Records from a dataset
^^^^^^^^^^^^^^^^

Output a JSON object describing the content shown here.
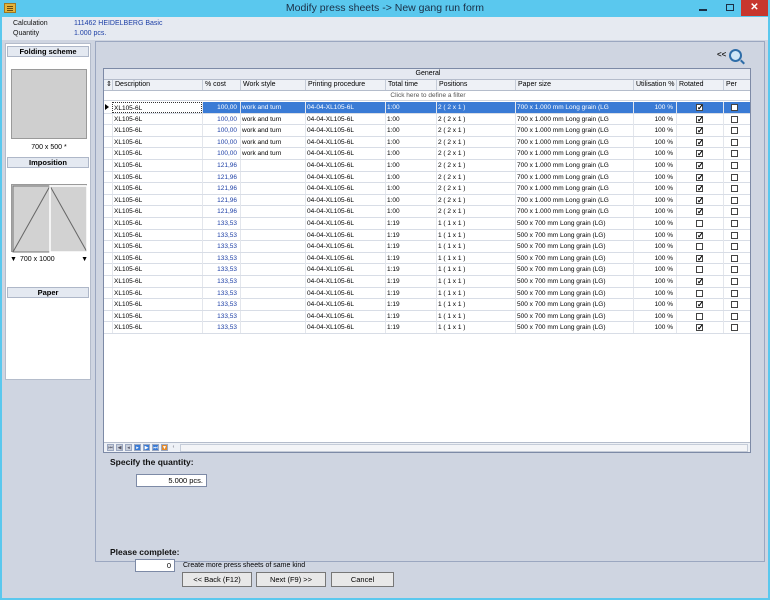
{
  "window": {
    "title": "Modify press sheets -> New gang run form",
    "min": "",
    "max": "",
    "close": "✕"
  },
  "info": {
    "calc_label": "Calculation",
    "calc_value": "111462 HEIDELBERG Basic",
    "qty_label": "Quantity",
    "qty_value": "1.000 pcs."
  },
  "left": {
    "folding_title": "Folding scheme",
    "folding_size": "700 x 500 *",
    "imposition_title": "Imposition",
    "imposition_size": "700 x 1000",
    "paper_title": "Paper"
  },
  "grid": {
    "zoom_label": "<<",
    "band": "General",
    "filter": "Click here to define a filter",
    "headers": [
      "Description",
      "% cost",
      "Work style",
      "Printing procedure",
      "Total time",
      "Positions",
      "Paper size",
      "Utilisation %",
      "Rotated",
      "Per"
    ],
    "rows": [
      {
        "desc": "XL105-6L",
        "cost": "100,00",
        "work": "work and turn",
        "proc": "04-04-XL105-6L",
        "time": "1:00",
        "pos": "2 ( 2 x 1 )",
        "paper": "700 x 1.000 mm Long grain (LG",
        "util": "100 %",
        "rot": true,
        "per": false,
        "selected": true
      },
      {
        "desc": "XL105-6L",
        "cost": "100,00",
        "work": "work and turn",
        "proc": "04-04-XL105-6L",
        "time": "1:00",
        "pos": "2 ( 2 x 1 )",
        "paper": "700 x 1.000 mm Long grain (LG",
        "util": "100 %",
        "rot": true,
        "per": false
      },
      {
        "desc": "XL105-6L",
        "cost": "100,00",
        "work": "work and turn",
        "proc": "04-04-XL105-6L",
        "time": "1:00",
        "pos": "2 ( 2 x 1 )",
        "paper": "700 x 1.000 mm Long grain (LG",
        "util": "100 %",
        "rot": true,
        "per": false
      },
      {
        "desc": "XL105-6L",
        "cost": "100,00",
        "work": "work and turn",
        "proc": "04-04-XL105-6L",
        "time": "1:00",
        "pos": "2 ( 2 x 1 )",
        "paper": "700 x 1.000 mm Long grain (LG",
        "util": "100 %",
        "rot": true,
        "per": false
      },
      {
        "desc": "XL105-6L",
        "cost": "100,00",
        "work": "work and turn",
        "proc": "04-04-XL105-6L",
        "time": "1:00",
        "pos": "2 ( 2 x 1 )",
        "paper": "700 x 1.000 mm Long grain (LG",
        "util": "100 %",
        "rot": true,
        "per": false
      },
      {
        "desc": "XL105-6L",
        "cost": "121,96",
        "work": "",
        "proc": "04-04-XL105-6L",
        "time": "1:00",
        "pos": "2 ( 2 x 1 )",
        "paper": "700 x 1.000 mm Long grain (LG",
        "util": "100 %",
        "rot": true,
        "per": false
      },
      {
        "desc": "XL105-6L",
        "cost": "121,96",
        "work": "",
        "proc": "04-04-XL105-6L",
        "time": "1:00",
        "pos": "2 ( 2 x 1 )",
        "paper": "700 x 1.000 mm Long grain (LG",
        "util": "100 %",
        "rot": true,
        "per": false
      },
      {
        "desc": "XL105-6L",
        "cost": "121,96",
        "work": "",
        "proc": "04-04-XL105-6L",
        "time": "1:00",
        "pos": "2 ( 2 x 1 )",
        "paper": "700 x 1.000 mm Long grain (LG",
        "util": "100 %",
        "rot": true,
        "per": false
      },
      {
        "desc": "XL105-6L",
        "cost": "121,96",
        "work": "",
        "proc": "04-04-XL105-6L",
        "time": "1:00",
        "pos": "2 ( 2 x 1 )",
        "paper": "700 x 1.000 mm Long grain (LG",
        "util": "100 %",
        "rot": true,
        "per": false
      },
      {
        "desc": "XL105-6L",
        "cost": "121,96",
        "work": "",
        "proc": "04-04-XL105-6L",
        "time": "1:00",
        "pos": "2 ( 2 x 1 )",
        "paper": "700 x 1.000 mm Long grain (LG",
        "util": "100 %",
        "rot": true,
        "per": false
      },
      {
        "desc": "XL105-6L",
        "cost": "133,53",
        "work": "",
        "proc": "04-04-XL105-6L",
        "time": "1:19",
        "pos": "1 ( 1 x 1 )",
        "paper": "500 x  700 mm Long grain (LG)",
        "util": "100 %",
        "rot": false,
        "per": false
      },
      {
        "desc": "XL105-6L",
        "cost": "133,53",
        "work": "",
        "proc": "04-04-XL105-6L",
        "time": "1:19",
        "pos": "1 ( 1 x 1 )",
        "paper": "500 x  700 mm Long grain (LG)",
        "util": "100 %",
        "rot": true,
        "per": false
      },
      {
        "desc": "XL105-6L",
        "cost": "133,53",
        "work": "",
        "proc": "04-04-XL105-6L",
        "time": "1:19",
        "pos": "1 ( 1 x 1 )",
        "paper": "500 x  700 mm Long grain (LG)",
        "util": "100 %",
        "rot": false,
        "per": false
      },
      {
        "desc": "XL105-6L",
        "cost": "133,53",
        "work": "",
        "proc": "04-04-XL105-6L",
        "time": "1:19",
        "pos": "1 ( 1 x 1 )",
        "paper": "500 x  700 mm Long grain (LG)",
        "util": "100 %",
        "rot": true,
        "per": false
      },
      {
        "desc": "XL105-6L",
        "cost": "133,53",
        "work": "",
        "proc": "04-04-XL105-6L",
        "time": "1:19",
        "pos": "1 ( 1 x 1 )",
        "paper": "500 x  700 mm Long grain (LG)",
        "util": "100 %",
        "rot": false,
        "per": false
      },
      {
        "desc": "XL105-6L",
        "cost": "133,53",
        "work": "",
        "proc": "04-04-XL105-6L",
        "time": "1:19",
        "pos": "1 ( 1 x 1 )",
        "paper": "500 x  700 mm Long grain (LG)",
        "util": "100 %",
        "rot": true,
        "per": false
      },
      {
        "desc": "XL105-6L",
        "cost": "133,53",
        "work": "",
        "proc": "04-04-XL105-6L",
        "time": "1:19",
        "pos": "1 ( 1 x 1 )",
        "paper": "500 x  700 mm Long grain (LG)",
        "util": "100 %",
        "rot": false,
        "per": false
      },
      {
        "desc": "XL105-6L",
        "cost": "133,53",
        "work": "",
        "proc": "04-04-XL105-6L",
        "time": "1:19",
        "pos": "1 ( 1 x 1 )",
        "paper": "500 x  700 mm Long grain (LG)",
        "util": "100 %",
        "rot": true,
        "per": false
      },
      {
        "desc": "XL105-6L",
        "cost": "133,53",
        "work": "",
        "proc": "04-04-XL105-6L",
        "time": "1:19",
        "pos": "1 ( 1 x 1 )",
        "paper": "500 x  700 mm Long grain (LG)",
        "util": "100 %",
        "rot": false,
        "per": false
      },
      {
        "desc": "XL105-6L",
        "cost": "133,53",
        "work": "",
        "proc": "04-04-XL105-6L",
        "time": "1:19",
        "pos": "1 ( 1 x 1 )",
        "paper": "500 x  700 mm Long grain (LG)",
        "util": "100 %",
        "rot": true,
        "per": false
      }
    ]
  },
  "quantity": {
    "label": "Specify the quantity:",
    "value": "5.000 pcs."
  },
  "complete": {
    "label": "Please complete:",
    "value": "0",
    "hint": "Create more press sheets of same kind"
  },
  "buttons": {
    "back": "<< Back (F12)",
    "next": "Next (F9) >>",
    "cancel": "Cancel"
  }
}
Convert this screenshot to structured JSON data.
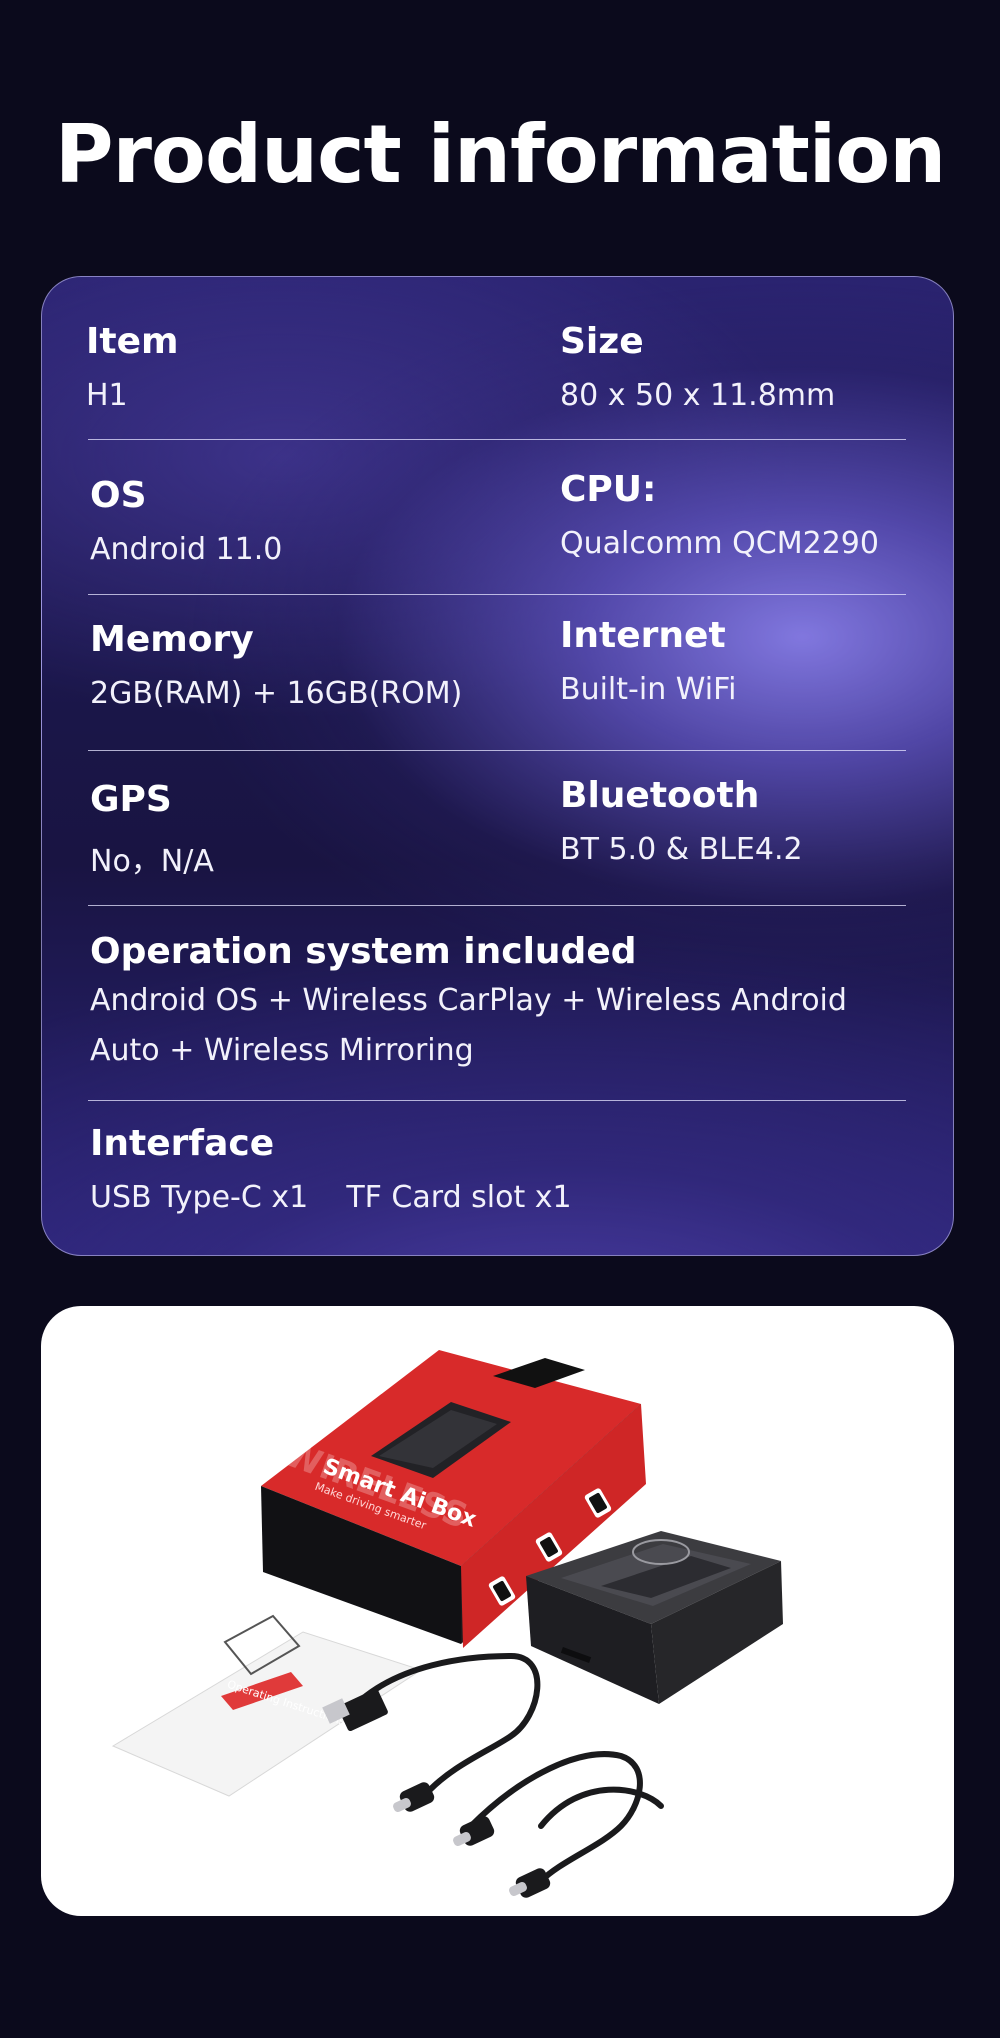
{
  "page": {
    "title": "Product information"
  },
  "specs": {
    "item": {
      "label": "Item",
      "value": "H1"
    },
    "size": {
      "label": "Size",
      "value": "80 x 50 x 11.8mm"
    },
    "os": {
      "label": "OS",
      "value": "Android 11.0"
    },
    "cpu": {
      "label": "CPU:",
      "value": "Qualcomm QCM2290"
    },
    "memory": {
      "label": "Memory",
      "value": "2GB(RAM) + 16GB(ROM)"
    },
    "internet": {
      "label": "Internet",
      "value": "Built-in WiFi"
    },
    "gps": {
      "label": "GPS",
      "value": "No，N/A"
    },
    "bluetooth": {
      "label": "Bluetooth",
      "value": "BT 5.0 & BLE4.2"
    },
    "operation_system": {
      "label": "Operation system included",
      "value": "Android OS + Wireless CarPlay + Wireless Android Auto + Wireless Mirroring"
    },
    "interface": {
      "label": "Interface",
      "value": "USB Type-C x1    TF Card slot x1"
    }
  },
  "product_photo": {
    "box_title": "Smart Ai Box",
    "box_tagline": "Make driving smarter",
    "box_watermark": "WIRELESS",
    "manual_label": "Operating Instructions"
  },
  "colors": {
    "page_bg": "#0b0a1c",
    "card_accent": "#6a5fd0",
    "box_red": "#d92b2b",
    "device_dark": "#2a2a2e"
  }
}
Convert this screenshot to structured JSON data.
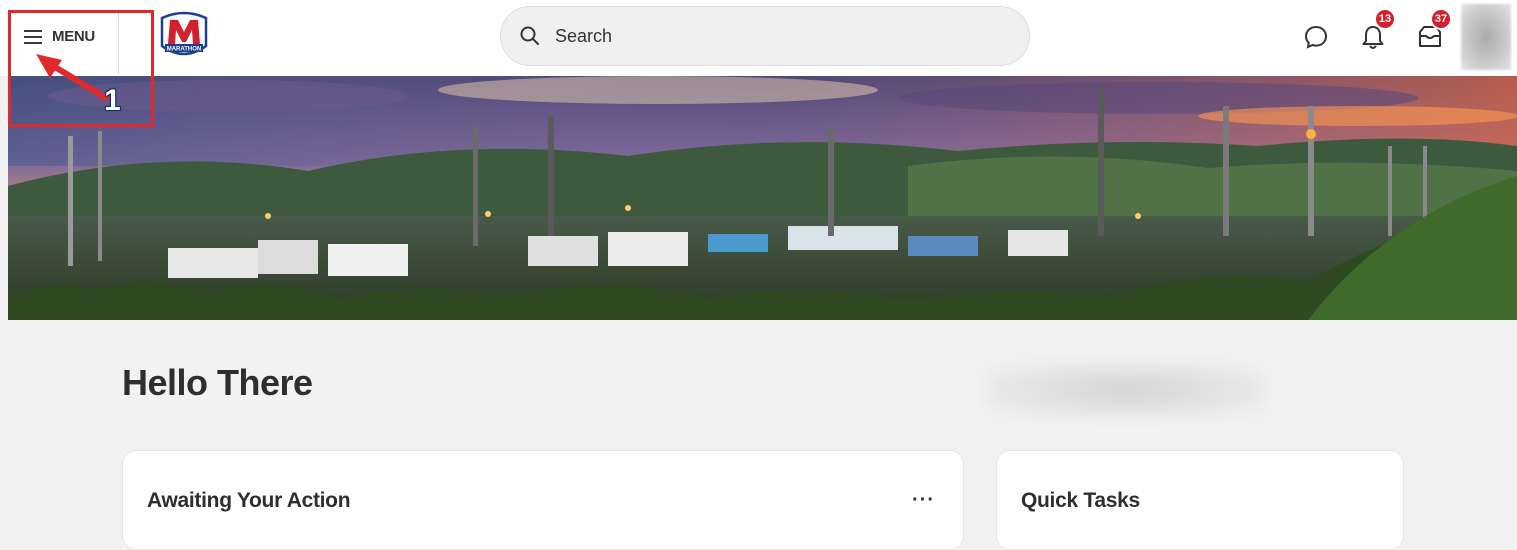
{
  "header": {
    "menu_label": "MENU",
    "logo_text": "MARATHON",
    "search_placeholder": "Search",
    "notifications_count": "13",
    "inbox_count": "37"
  },
  "annotation": {
    "step_number": "1",
    "color": "#e02a2a"
  },
  "main": {
    "greeting": "Hello There",
    "cards": [
      {
        "title": "Awaiting Your Action",
        "more_label": "···"
      },
      {
        "title": "Quick Tasks"
      }
    ]
  },
  "colors": {
    "brand_red": "#d4202c",
    "brand_blue": "#1a3f8f",
    "badge": "#d4202c",
    "background": "#f2f2f2"
  },
  "icons": {
    "menu": "hamburger-icon",
    "search": "search-icon",
    "chat": "chat-bubble-icon",
    "notifications": "bell-icon",
    "inbox": "inbox-icon"
  }
}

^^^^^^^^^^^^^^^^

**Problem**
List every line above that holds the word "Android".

**Output for this exercise**
      "value": "Android 11.0"
      "value": "Android OS + Wireless CarPlay + Wireless Android Auto + Wireless Mirroring"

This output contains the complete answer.